According to the latest Health Department data, the percent of coronavirus tests that returned positive results has exceeded 10% in nine of the past 10 days. The seven-day average positivity rate reached 11.7% as of Dec. 3. The county’s average daily positivity rate last exceeded 10% in July.
The School Board has adopted a policy that if number of new cases per 100,000 residents exceeds 200 during a 14-day period and the 14-day average positivity rate exceeds 10% then all students who are in classes as part of the hybrid learning program would return to distance learning until the rate community spread declines. Under a proposal presented to the board last week and not yet formally adopted, those conditions would have to hold for five-consecutive weekdays before the closure would be implemented.
The number of new cases per 100,000 residents has exceeded 200 for several weeks and currently stands at 365.5. The 14-day positivity rate has been holding below 10%, but has increased to 9.7% as of Monday. If that rate exceeds 10%, it would start a five-day countdown to close classes. If the positivity rate drops to 10% or below even for one day, a new five-day countdown would begin once that threshold is reached again.
Under the draft policy, a suspension of in-person learning would continue until the two measurements fall below the specified thresholds for five consecutive weekdays.
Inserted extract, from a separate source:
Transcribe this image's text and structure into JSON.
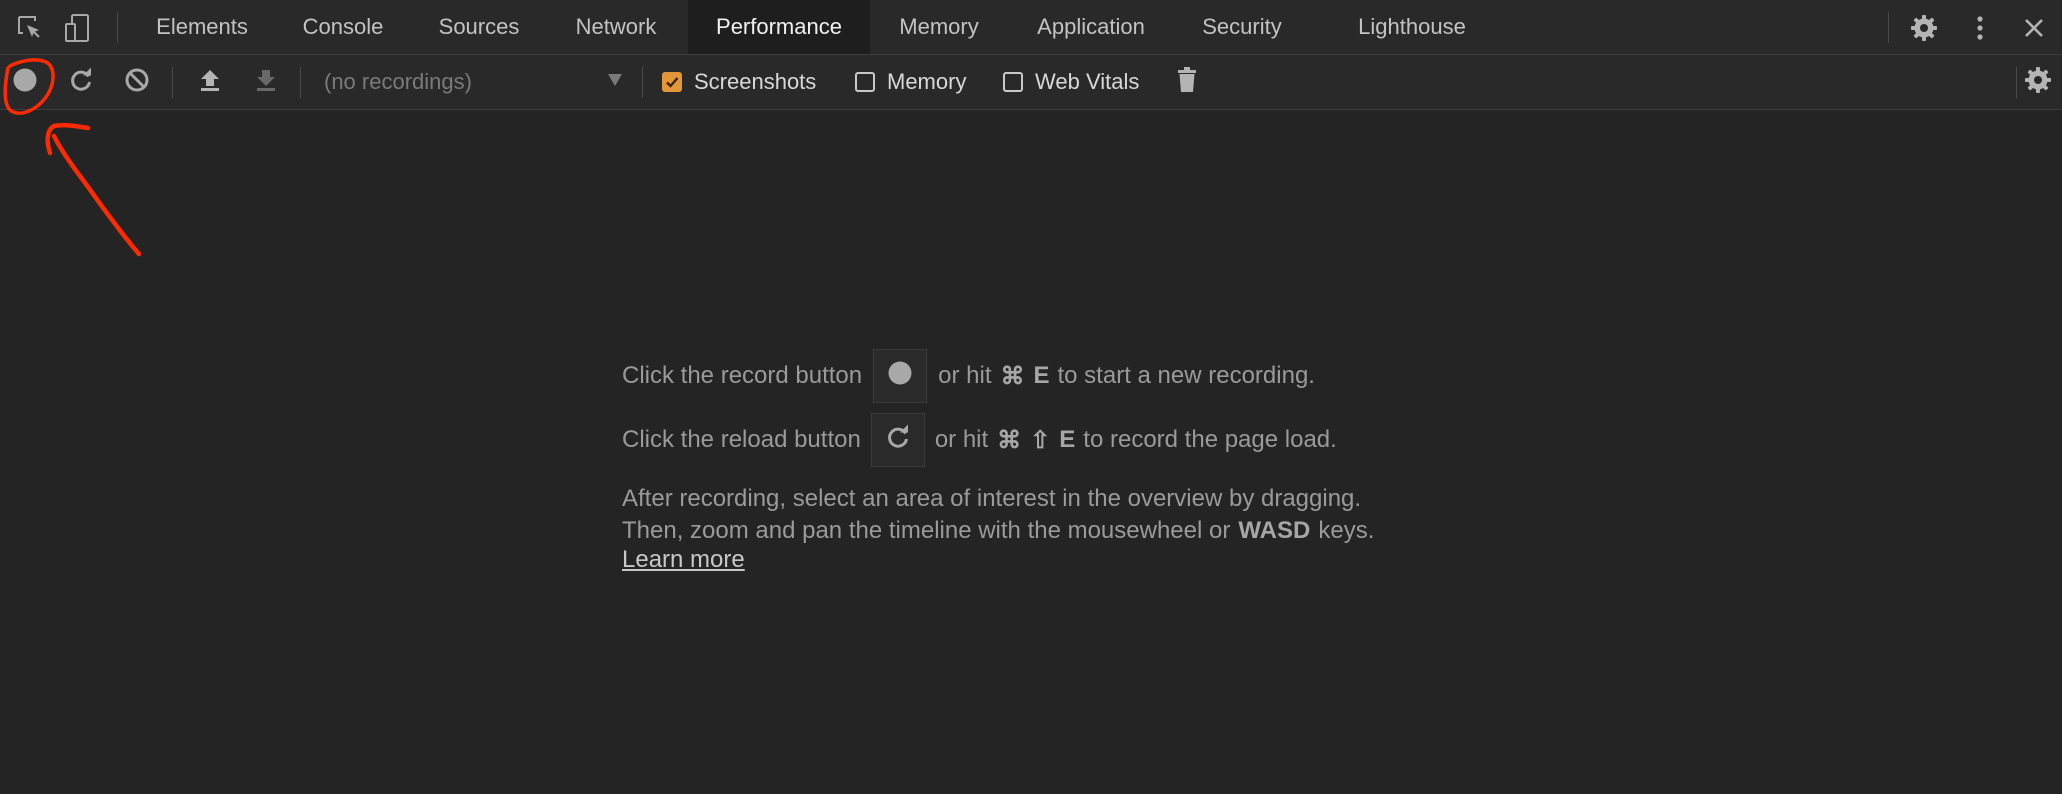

During its Dec. 15 meeting, the School Board is expected to discuss a change that would allow hybrid learning to resume if one of the two metrics returns to acceptable levels.
Currently, students in grades K-5 who selected the hybrid learning option, along with special education students, English language learners, students at the Monroe Advanced Technical Academy, and seniors at the Academy of Science and the Academy of Engineering and Technology, receive at least two days of in-person learning each week.
The school division plans to offer hybrid learning to middle and high school students beginning with the second semester, which starts Jan. 21.